Tom Turpin
Professor of
Purdue University


Download the audio files or subscribe to our podcast.






Download the audio of On Six Legs: MP3, WMV.

Winter Not the Best of Times for Insects

Insects are cold-blooded animals. So are amphibians such as frogs and toads. Reptiles -- lizards, snakes and turtles -- are also cold blooded. Scientists classify these creatures as cold blooded because they cannot maintain their body temperature above the temperature of surrounding air.

Warm-blooded animals such as mammals and birds have the ability to keep body temperatures constant regardless of the air temperature. This is known as thermoregulation.

In humans, the normal body temperature is generally regarded as 98.7 degrees F. The normal temperature for a specific human isn't always exactly this temperature. Normal human temperatures range from 92 to 101 degrees F. Each human maintains his or her body temperature at the normal level, regardless of outside temperatures.

Cold-blooded animals can't do this and, consequently, don't do winter either. At least, you generally don't find cold-blooded creatures cavorting around during the winter months. In spite of the obvious inactivity of cold-blooded animals during frigid temperatures of winter, these animals do survive. Come springtime they will be back.

How do cold-blooded organisms survive winter? Generally survival is associated with one of two approaches. The first is hibernation where the animal's biological processes slow down to a minimum when temperatures dip. The other approach is known as diapause. Diapause is when the biological processes are suspended for a period of time long enough to bridge the cold period.

In the insect world both diapause and hibernation are mechanisms used to avoid the certain death that freezing temperatures bring to cold-blooded organisms. Some insects, such as many aphids and bagworms and that crop pest the corn rootworm lay eggs, are in diapause for the winter months. Other insects, including many ladybugs, some flies and a butterfly or two, spend the winter as a hibernating adult. Other insects while away the biting cold as pupae.

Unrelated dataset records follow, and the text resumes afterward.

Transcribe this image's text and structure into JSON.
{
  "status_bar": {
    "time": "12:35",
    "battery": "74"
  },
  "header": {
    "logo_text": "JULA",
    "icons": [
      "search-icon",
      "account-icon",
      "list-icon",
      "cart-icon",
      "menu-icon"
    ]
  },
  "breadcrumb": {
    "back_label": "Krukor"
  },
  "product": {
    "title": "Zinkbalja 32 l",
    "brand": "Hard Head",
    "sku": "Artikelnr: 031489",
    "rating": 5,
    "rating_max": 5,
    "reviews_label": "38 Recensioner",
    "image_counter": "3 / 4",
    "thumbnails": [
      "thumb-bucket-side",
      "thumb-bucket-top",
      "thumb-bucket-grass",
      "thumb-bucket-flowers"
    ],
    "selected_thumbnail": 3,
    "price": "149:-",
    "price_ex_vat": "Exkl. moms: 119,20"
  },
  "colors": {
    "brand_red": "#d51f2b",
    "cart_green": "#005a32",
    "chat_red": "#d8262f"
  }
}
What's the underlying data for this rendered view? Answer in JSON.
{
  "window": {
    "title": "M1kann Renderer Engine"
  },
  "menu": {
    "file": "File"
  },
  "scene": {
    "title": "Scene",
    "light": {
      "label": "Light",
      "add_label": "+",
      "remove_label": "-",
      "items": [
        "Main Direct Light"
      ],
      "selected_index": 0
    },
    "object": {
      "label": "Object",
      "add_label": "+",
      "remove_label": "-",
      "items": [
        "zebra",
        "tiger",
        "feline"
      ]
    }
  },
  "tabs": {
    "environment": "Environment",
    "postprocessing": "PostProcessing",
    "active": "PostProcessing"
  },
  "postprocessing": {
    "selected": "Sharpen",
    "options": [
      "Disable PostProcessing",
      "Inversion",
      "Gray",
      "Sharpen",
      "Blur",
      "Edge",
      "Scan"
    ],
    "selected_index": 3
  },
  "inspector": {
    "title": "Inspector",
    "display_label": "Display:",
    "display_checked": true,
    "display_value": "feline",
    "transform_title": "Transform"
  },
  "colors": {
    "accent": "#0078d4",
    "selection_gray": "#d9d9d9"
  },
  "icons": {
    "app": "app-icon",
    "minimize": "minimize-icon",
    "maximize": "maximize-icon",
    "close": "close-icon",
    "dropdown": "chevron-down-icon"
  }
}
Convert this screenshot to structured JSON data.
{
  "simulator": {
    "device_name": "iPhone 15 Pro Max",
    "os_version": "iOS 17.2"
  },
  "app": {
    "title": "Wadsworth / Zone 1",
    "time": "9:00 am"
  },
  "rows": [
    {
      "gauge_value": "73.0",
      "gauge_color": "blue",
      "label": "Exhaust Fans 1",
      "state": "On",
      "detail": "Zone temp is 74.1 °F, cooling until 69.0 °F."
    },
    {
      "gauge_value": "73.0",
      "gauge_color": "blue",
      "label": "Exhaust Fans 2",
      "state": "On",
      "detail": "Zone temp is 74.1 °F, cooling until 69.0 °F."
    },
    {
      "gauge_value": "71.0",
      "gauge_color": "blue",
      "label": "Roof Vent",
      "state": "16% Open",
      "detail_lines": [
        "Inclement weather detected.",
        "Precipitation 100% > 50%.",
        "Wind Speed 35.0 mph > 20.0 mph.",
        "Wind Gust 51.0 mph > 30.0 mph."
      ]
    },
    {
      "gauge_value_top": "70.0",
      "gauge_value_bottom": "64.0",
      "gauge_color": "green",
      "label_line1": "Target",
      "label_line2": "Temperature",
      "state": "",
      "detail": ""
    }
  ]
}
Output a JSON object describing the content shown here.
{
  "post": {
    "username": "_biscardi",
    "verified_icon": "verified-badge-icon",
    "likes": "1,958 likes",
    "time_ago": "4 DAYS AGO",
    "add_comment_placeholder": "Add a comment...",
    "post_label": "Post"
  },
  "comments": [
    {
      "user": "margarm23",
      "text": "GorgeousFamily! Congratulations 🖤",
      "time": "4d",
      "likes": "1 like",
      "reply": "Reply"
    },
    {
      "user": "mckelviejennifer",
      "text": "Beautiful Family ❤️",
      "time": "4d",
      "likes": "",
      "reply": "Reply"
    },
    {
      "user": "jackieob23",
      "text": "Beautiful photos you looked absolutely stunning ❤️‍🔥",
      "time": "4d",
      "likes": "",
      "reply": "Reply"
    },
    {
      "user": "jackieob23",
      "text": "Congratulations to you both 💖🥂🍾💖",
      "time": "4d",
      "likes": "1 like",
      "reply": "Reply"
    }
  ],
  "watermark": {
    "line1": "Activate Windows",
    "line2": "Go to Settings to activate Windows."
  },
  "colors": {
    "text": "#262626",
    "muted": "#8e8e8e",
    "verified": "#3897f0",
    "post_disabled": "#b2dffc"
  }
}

Much of the winter preparation by insects goes on as part of their normal life cycle and is unnoticed by human eyes. However, the month of October, when many of the teeming hordes of the insects of summer have buzzed their last, does bring one final onslaught of the six-legged kind.

The bugs of October are often directly related to wintering behavior. In fact, warm-blooded humans preparing to spend the winter in heated luxury of artificial structures frequently loathe the attempt of insects to share the buildings. Other humans don't fret as much about it. They like some insects; they just spend the winter in warmer climates. Of course, in such climates the warm-blooded insects are active during the winter months as well.

Asian beetles
Asian lady beetles

What are some of the more conspicuous insects of October? The Asian lady beetles that flock to sunny exposures of buildings such as our homes and schools and then proceed to find their way inside are among them. These lady beetles, as do most species of lady beetles, spend the winter hibernating as adult beetles in protected sites. Before houses were available, overwintering sites of lady beetles were associated with leaf litter in the forests or under rocks in the mountains. But these insect opportunists have found human structures to be suitable substitutes, much to the dismay of homeowners. Like all hibernating insects the lady beetles become active at higher temperatures and that results in the insects crawling around in our homes all winter long.

Other insects that can be seen preparing for winter during October include some of the aphids. Aphids are small soft-bodied insects that suck juices from plants and are sometimes called plant lice. In late fall, some aphid species produce winged forms that fly to host plants, where they will deposit eggs that will hatch in the springtime. Sometimes this flight involves millions of these small insects, which subsequently become the concern of humans who find aphids in theirs noses, mouths and eyes.

Another of the insect October crowd is that prognosticator of winter severity -- the wooly worm. Wooly worms are fuzzy larvae of moths. Such caterpillars are the wintering stage of the insect. These caterpillars crawl around on sunny October days seeking just the right site to spend the winter. Because they hibernate, each warm day induces them to crawl around. Such crawling makes them noticeable to people and no doubt has contributed to the wooly worms popularity as a weather predictor.

I don't put any stock on the reliability of wooly worms to predict how cold the upcoming winter will be. What I do know, though, is that wooly worms crawling around in October mean two things. One is that winter is on its way. The other is that the temperature that day is above the activity threshold for a cold-blooded insect.


Writer: Tom Turpin
Editor: Olivia Maddox